With bikeshare launching in Philadelphia next year, Mayor Nutter is taking significant steps toward boosting cycling throughout the city. NewsWorks reported that the mayor recently signed an executive order to create the Philadelphia Bicycle Advocacy Board, which will advise him on implementing smart bike policy. This would include "[fostering] volunteer efforts that promote cycling and maintain cycling trails; encourage private sector support of cycling, especially among Philadelphia employers; and promote national and international races in Philadelphia to attract the most elite cyclists to compete in the city." Despite joining the bikeshare game pretty late, Philly routinely ranks as one of the country's most bike-friendly cities.

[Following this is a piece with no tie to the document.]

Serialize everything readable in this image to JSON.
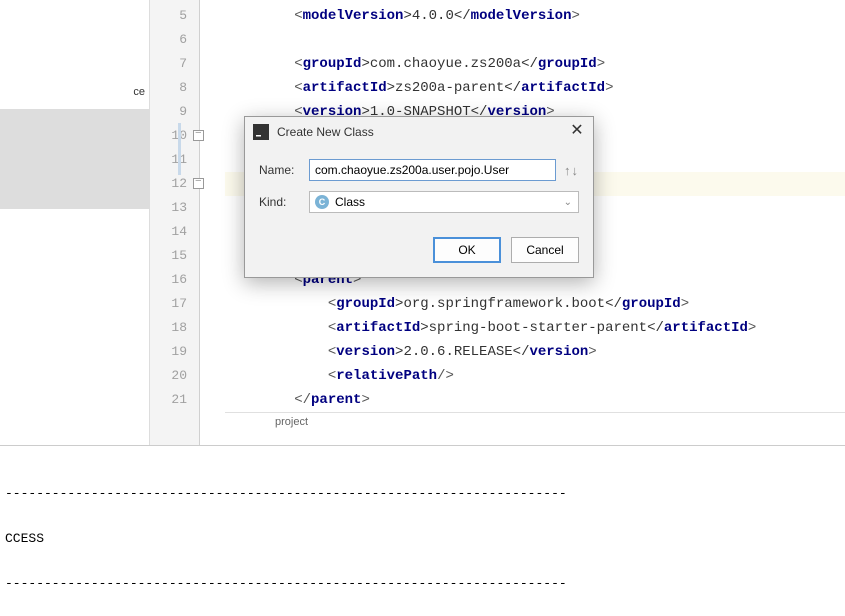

AN recently reported that out of 70 large cities in America, Philadelphia has the 10th highest percentage of residents that commute by bike. Right behind Philadelphia is another Pennsylvania city, Pittsburgh, which is experiencing nothing short of a surge in bike commuting. Using Census Bureau data, the League of American Bicyclists found that bike commuting in the Steel City grew over 400 percent between 2000 and 2013. Pittsburgh Mayor Bill Peduto wants to build on this, and has made increasing bicycle infrastructure one of his major priorities. "We got into the game late," he recently told Streetsblog, "we did our first three [protected bike lanes] in six months, though. And we're looking to do the first five miles in two years." These new lanes, he added, will become part of a "highway system for bikes." With this new infrastructure, and the city's impending launch of a bikeshare program, Peduto said Pittsburgh will "leapfrog" other cities when it comes to bicycling and livability. "We're not going to be able to settle at just being able to play catchup, we want to catch up and then go ahead," he said. Game on.